Basic signs:

  • Slow communication (BIG-RED-FLASHING Light).You’ll not be bothered too much about impressing your new colleagues if you say you’ll sign the contract by Friday and still haven’t done it by Tuesday. Guess why? Because you don’t want to.
  • Incongruent / incomprehensible timelines and communication. (“I won’t be able to get that back to you until a week on Monday because I’m on holiday. No, my phone doesn’t work in Bognor Regis”) Yeah, right.
  • Guarded engagement beyond the point of offer. (“Well, I think that start date might work, I just need to see my boss about it. They’re not around this week.” (No, they’re busy clearing a counteroffer with the board!))

These signs don’t apply to your average employee – they apply to absolutely everyone from the top to the bottom of the career ladder.


Control the situation right from the start

You can’t make people love you when you don’t have what they want but you can stop them from screwing your business up by being secretive. If someone isn’t likely to be a hire, the earlier you know that the better. Here’s how you make that happen:

  • Full and frank disclosure. Candidates share more at the start of a process and when they feel they are being entirely respected in their choices. At the back of an awful lot of difficult communication is a desire by the candidate to “not-hurt-your-feelings”. As well as not “give-away-negotiating-power”. Create the circumstances in which the candidate feels entirely comfortable sharing everything about their career move with you and you’ve got control. Not over them, but over the situation.
  • Communicate deftly and be alert to changing tone and mood. Yes, I know that’s subjective, but I guarantee you’ll know what I mean when you’ve done it a few times.

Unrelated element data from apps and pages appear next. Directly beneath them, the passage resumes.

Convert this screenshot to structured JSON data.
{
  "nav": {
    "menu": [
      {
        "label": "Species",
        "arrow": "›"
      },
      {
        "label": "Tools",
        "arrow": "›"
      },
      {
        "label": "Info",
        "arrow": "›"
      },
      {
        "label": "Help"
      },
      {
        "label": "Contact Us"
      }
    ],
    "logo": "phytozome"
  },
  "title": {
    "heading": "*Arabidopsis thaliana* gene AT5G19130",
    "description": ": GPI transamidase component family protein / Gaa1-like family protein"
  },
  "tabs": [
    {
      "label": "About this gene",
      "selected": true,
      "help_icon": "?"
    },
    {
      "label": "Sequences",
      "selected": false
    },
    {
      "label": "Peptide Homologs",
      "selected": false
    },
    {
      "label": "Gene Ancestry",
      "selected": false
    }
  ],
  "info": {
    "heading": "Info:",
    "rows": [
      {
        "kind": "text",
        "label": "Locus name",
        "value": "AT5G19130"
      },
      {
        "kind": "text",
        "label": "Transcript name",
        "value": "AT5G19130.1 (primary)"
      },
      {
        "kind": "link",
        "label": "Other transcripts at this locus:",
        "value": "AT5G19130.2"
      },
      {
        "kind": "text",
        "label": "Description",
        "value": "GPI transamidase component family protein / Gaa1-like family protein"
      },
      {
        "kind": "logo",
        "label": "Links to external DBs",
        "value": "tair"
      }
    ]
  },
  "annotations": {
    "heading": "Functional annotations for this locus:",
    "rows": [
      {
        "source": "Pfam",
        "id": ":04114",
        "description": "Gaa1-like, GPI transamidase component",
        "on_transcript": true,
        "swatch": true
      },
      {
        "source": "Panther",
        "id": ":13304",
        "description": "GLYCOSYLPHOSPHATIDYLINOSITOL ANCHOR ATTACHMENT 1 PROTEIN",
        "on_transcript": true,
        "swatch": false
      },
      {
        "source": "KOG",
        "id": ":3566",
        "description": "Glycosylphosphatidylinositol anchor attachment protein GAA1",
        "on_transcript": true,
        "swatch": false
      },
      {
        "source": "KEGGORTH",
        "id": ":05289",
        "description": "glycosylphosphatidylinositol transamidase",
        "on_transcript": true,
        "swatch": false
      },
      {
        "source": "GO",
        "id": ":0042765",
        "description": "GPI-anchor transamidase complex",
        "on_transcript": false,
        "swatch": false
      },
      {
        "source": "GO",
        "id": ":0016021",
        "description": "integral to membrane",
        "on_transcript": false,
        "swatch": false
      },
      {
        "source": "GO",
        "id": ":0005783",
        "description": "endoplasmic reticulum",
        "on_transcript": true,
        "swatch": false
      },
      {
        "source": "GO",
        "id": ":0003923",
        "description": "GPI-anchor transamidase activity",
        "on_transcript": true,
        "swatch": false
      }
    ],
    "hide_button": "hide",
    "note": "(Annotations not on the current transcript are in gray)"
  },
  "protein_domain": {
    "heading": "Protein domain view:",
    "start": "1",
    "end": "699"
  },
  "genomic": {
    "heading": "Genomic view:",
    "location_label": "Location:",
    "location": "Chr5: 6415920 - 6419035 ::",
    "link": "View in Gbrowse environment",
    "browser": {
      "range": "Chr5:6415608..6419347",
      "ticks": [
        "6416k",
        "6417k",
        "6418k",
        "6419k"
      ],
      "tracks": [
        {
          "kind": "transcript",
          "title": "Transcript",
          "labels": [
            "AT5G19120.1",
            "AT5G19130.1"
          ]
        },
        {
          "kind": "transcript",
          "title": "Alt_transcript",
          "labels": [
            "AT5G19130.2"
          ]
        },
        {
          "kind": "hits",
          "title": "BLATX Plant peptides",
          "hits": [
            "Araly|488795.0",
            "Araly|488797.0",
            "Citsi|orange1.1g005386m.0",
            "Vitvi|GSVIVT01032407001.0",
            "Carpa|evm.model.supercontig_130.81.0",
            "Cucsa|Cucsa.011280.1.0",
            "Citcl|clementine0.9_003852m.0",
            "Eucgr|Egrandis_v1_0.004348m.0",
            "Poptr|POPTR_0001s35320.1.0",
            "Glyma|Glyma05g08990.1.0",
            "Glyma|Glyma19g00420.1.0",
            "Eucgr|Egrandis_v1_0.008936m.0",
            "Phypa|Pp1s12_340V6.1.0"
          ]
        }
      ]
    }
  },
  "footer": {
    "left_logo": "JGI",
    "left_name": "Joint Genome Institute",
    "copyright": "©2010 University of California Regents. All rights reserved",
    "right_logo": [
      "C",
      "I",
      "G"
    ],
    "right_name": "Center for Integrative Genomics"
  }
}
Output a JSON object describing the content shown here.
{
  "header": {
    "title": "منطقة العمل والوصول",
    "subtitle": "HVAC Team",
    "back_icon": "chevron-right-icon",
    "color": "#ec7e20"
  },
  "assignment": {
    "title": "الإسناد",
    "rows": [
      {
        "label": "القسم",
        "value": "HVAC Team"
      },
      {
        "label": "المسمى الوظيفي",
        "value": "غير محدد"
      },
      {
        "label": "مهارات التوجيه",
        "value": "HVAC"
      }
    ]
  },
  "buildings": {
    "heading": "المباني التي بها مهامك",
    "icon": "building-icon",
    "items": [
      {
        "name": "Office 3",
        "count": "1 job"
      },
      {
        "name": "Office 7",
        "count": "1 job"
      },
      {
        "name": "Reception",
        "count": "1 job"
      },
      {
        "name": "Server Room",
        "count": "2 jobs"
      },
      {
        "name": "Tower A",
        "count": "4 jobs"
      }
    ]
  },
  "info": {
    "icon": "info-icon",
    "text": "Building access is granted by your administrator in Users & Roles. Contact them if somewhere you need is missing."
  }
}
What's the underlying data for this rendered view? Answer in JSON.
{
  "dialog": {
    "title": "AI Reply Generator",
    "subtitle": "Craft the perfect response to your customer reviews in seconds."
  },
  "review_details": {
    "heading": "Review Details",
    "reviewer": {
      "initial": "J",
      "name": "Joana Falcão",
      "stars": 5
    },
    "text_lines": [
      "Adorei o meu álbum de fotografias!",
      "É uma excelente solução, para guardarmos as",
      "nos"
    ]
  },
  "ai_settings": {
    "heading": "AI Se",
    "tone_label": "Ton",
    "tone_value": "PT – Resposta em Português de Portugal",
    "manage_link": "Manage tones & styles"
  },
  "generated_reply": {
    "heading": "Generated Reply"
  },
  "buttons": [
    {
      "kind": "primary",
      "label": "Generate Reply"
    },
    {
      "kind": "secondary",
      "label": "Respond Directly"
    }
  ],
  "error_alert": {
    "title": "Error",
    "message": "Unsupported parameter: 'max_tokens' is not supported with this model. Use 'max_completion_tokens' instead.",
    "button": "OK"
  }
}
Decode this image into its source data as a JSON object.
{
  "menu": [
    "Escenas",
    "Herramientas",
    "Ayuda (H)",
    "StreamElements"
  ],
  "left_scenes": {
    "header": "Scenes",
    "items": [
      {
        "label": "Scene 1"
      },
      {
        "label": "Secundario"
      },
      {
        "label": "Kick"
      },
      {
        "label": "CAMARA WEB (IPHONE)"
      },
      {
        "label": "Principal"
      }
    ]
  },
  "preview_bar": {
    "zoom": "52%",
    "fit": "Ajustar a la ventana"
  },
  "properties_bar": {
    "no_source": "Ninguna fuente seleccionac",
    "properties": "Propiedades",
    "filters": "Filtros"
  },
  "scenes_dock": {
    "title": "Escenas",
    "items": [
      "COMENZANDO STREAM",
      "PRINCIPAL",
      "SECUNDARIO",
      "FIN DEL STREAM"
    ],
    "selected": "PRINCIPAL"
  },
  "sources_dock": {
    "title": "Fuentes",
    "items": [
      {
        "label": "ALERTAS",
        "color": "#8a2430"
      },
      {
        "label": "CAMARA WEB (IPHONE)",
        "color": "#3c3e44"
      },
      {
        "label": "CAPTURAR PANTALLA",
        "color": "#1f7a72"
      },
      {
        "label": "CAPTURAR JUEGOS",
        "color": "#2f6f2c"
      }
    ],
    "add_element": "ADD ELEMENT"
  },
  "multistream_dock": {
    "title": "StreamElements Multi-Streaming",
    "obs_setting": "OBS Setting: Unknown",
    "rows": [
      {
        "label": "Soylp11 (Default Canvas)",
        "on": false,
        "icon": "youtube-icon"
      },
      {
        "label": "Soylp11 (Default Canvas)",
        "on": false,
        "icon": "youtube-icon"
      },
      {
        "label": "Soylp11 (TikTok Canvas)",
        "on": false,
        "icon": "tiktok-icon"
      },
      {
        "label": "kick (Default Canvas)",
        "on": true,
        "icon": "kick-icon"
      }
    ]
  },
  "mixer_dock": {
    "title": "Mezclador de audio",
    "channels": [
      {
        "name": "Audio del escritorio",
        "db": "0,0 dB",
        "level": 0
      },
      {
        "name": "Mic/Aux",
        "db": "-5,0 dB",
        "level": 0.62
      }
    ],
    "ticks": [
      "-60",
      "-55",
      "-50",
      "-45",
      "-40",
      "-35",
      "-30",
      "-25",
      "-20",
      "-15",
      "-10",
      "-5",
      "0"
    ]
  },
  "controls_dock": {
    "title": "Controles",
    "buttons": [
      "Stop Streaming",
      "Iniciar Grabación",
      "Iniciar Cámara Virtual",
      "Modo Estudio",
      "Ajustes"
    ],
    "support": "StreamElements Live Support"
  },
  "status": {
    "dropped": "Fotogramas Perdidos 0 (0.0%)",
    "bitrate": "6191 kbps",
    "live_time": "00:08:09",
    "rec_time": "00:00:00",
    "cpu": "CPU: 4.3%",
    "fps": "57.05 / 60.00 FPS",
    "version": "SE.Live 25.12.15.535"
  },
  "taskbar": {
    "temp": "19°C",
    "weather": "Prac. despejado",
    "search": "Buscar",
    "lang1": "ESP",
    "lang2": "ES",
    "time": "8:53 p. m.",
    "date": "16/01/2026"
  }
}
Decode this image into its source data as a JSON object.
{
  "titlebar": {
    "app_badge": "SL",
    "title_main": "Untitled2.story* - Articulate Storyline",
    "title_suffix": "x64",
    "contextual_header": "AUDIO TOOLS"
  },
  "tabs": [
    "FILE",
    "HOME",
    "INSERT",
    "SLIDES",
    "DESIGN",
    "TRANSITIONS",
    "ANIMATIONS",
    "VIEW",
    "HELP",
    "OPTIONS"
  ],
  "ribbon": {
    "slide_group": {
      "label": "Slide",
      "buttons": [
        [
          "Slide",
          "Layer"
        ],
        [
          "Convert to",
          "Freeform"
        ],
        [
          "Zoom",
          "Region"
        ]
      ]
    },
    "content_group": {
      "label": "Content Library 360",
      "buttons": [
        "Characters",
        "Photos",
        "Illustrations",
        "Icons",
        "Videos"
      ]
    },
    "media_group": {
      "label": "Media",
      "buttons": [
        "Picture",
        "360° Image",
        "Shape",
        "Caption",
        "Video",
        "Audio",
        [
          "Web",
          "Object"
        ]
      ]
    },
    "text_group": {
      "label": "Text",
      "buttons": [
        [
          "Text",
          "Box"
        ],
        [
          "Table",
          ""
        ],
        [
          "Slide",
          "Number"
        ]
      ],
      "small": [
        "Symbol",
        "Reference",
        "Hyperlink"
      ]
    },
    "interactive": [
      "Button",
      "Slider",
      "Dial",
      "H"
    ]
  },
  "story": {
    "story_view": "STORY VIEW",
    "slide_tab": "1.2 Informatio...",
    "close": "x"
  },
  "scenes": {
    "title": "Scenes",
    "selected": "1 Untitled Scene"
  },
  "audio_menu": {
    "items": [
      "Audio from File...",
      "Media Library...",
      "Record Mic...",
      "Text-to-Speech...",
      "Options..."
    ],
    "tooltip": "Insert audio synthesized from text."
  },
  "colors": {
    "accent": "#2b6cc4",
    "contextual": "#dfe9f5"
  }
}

When you hear a change in tone or mood gently take the candidate back to the full and frank disclosure agreement put in place and ask full and frank questions in a way that doesn’t judge or criticise choices.
  • Set the resignation scenario with the candidate and walk them through the options that might be presented (again, don’t judge) If they say they’ll consider a counter offer seriously then make plans to bolster resourcing. If they say they wouldn’t consider a counter offer, then work through some possibilities (“…how about if your boss offered a promotion and a £10k salary hike?”) There’ll be a point at which they say they’ll stay or accept an alternative. You want to know what that looks like and make a judgement call on how realistic an outcome it is.


Good luck with your hiring and if you’d ever like to discuss how we can improve your success rate in hiring productive, competent employees, leaders and staff, come and talk to us? That bit is free.

Who is Ewan Jardine

Ewan is a 30 year industry veteran with a long history in powering the growth of successful businesses through talent acquisition. Ewan and the team partner with some of the most dynamic, growth orientated and successful businesses in the UK Life Science Industry.